START The input
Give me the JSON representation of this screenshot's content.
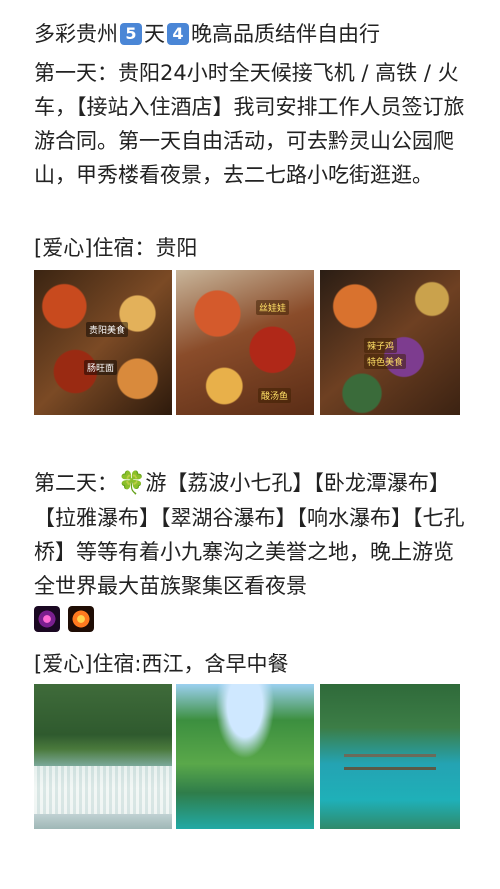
{
  "title": {
    "prefix": "多彩贵州",
    "days": "5",
    "day_word": "天",
    "nights": "4",
    "suffix": "晚高品质结伴自由行"
  },
  "day1": {
    "text": "第一天：贵阳24小时全天候接飞机 / 高铁 / 火车，【接站入住酒店】我司安排工作人员签订旅游合同。第一天自由活动，可去黔灵山公园爬山，甲秀楼看夜景，去二七路小吃街逛逛。",
    "stay": "[爱心]住宿：贵阳",
    "photo_tags": [
      "贵阳美食",
      "肠旺面",
      "丝娃娃",
      "酸汤鱼",
      "辣子鸡",
      "特色美食"
    ]
  },
  "day2": {
    "prefix": "第二天：",
    "clover": "🍀",
    "text": "游【荔波小七孔】【卧龙潭瀑布】【拉雅瀑布】【翠湖谷瀑布】【响水瀑布】【七孔桥】等等有着小九寨沟之美誉之地，晚上游览全世界最大苗族聚集区看夜景",
    "emoji_1": "🎆",
    "emoji_2": "🎇",
    "stay": "[爱心]住宿:西江，含早中餐"
  },
  "colors": {
    "badge": "#4a86d6",
    "text": "#222222",
    "background": "#ffffff"
  }
}
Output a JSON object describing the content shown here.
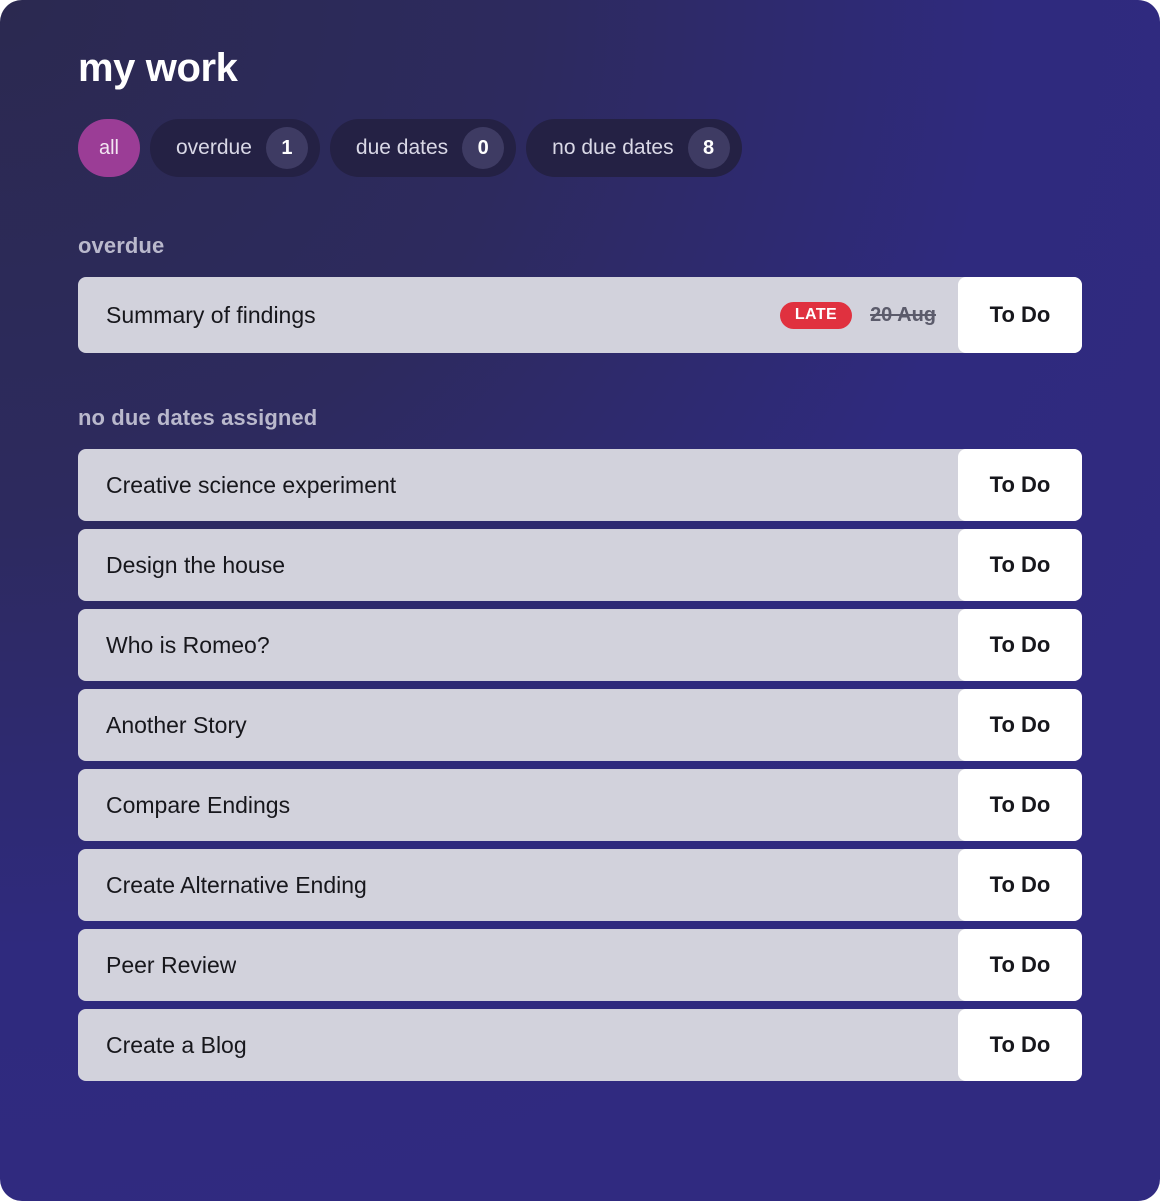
{
  "header": {
    "title": "my work"
  },
  "filters": [
    {
      "label": "all",
      "count": null,
      "active": true,
      "type": "all"
    },
    {
      "label": "overdue",
      "count": "1",
      "active": false,
      "type": "count"
    },
    {
      "label": "due dates",
      "count": "0",
      "active": false,
      "type": "count"
    },
    {
      "label": "no due dates",
      "count": "8",
      "active": false,
      "type": "count"
    }
  ],
  "sections": {
    "overdue": {
      "heading": "overdue",
      "tasks": [
        {
          "title": "Summary of findings",
          "badge": "LATE",
          "due_date": "20 Aug",
          "status": "To Do"
        }
      ]
    },
    "no_due_dates": {
      "heading": "no due dates assigned",
      "tasks": [
        {
          "title": "Creative science experiment",
          "status": "To Do"
        },
        {
          "title": "Design the house",
          "status": "To Do"
        },
        {
          "title": "Who is Romeo?",
          "status": "To Do"
        },
        {
          "title": "Another Story",
          "status": "To Do"
        },
        {
          "title": "Compare Endings",
          "status": "To Do"
        },
        {
          "title": "Create Alternative Ending",
          "status": "To Do"
        },
        {
          "title": "Peer Review",
          "status": "To Do"
        },
        {
          "title": "Create a Blog",
          "status": "To Do"
        }
      ]
    }
  },
  "colors": {
    "accent_active_pill": "#9b3d96",
    "late_badge": "#e0313f",
    "card_background": "#d2d2dc",
    "status_background": "#ffffff",
    "panel_gradient_start": "#2b2950",
    "panel_gradient_end": "#302a80"
  }
}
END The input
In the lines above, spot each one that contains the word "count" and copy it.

      "count": null,
      "count": "1",
      "type": "count"
      "count": "0",
      "type": "count"
      "count": "8",
      "type": "count"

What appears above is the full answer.